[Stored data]
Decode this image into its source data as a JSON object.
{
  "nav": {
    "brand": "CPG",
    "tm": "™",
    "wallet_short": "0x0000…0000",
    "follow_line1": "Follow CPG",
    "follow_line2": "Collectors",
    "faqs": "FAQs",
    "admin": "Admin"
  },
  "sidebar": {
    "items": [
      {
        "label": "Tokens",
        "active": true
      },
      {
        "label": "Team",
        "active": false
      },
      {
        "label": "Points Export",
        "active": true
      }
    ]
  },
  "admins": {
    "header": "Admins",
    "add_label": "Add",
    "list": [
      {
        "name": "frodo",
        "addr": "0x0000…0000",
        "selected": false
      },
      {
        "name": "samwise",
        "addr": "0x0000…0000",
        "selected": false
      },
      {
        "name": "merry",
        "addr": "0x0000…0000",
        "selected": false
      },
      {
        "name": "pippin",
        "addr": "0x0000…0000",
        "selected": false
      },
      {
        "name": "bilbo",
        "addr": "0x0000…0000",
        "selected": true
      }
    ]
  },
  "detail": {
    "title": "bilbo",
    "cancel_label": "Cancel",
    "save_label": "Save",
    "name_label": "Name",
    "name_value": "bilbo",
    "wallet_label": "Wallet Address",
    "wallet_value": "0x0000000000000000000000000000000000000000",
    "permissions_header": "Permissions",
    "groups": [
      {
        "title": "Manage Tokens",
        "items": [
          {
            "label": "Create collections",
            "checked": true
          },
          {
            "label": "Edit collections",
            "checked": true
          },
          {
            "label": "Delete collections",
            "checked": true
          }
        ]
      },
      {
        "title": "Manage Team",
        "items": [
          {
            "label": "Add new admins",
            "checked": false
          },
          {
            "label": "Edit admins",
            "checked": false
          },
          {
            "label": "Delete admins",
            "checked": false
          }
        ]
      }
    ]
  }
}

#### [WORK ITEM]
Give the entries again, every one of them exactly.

#### [RESPONSE BELOW]
Decode this image into its source data as a JSON object.
{
  "nav": {
    "brand": "CPG",
    "tm": "™",
    "wallet_short": "0x0000…0000",
    "follow_line1": "Follow CPG",
    "follow_line2": "Collectors",
    "faqs": "FAQs",
    "admin": "Admin"
  },
  "sidebar": {
    "items": [
      {
        "label": "Tokens",
        "active": true
      },
      {
        "label": "Team",
        "active": false
      },
      {
        "label": "Points Export",
        "active": true
      }
    ]
  },
  "admins": {
    "header": "Admins",
    "add_label": "Add",
    "list": [
      {
        "name": "frodo",
        "addr": "0x0000…0000",
        "selected": false
      },
      {
        "name": "samwise",
        "addr": "0x0000…0000",
        "selected": false
      },
      {
        "name": "merry",
        "addr": "0x0000…0000",
        "selected": false
      },
      {
        "name": "pippin",
        "addr": "0x0000…0000",
        "selected": false
      },
      {
        "name": "bilbo",
        "addr": "0x0000…0000",
        "selected": true
      }
    ]
  },
  "detail": {
    "title": "bilbo",
    "cancel_label": "Cancel",
    "save_label": "Save",
    "name_label": "Name",
    "name_value": "bilbo",
    "wallet_label": "Wallet Address",
    "wallet_value": "0x0000000000000000000000000000000000000000",
    "permissions_header": "Permissions",
    "groups": [
      {
        "title": "Manage Tokens",
        "items": [
          {
            "label": "Create collections",
            "checked": true
          },
          {
            "label": "Edit collections",
            "checked": true
          },
          {
            "label": "Delete collections",
            "checked": true
          }
        ]
      },
      {
        "title": "Manage Team",
        "items": [
          {
            "label": "Add new admins",
            "checked": false
          },
          {
            "label": "Edit admins",
            "checked": false
          },
          {
            "label": "Delete admins",
            "checked": false
          }
        ]
      }
    ]
  }
}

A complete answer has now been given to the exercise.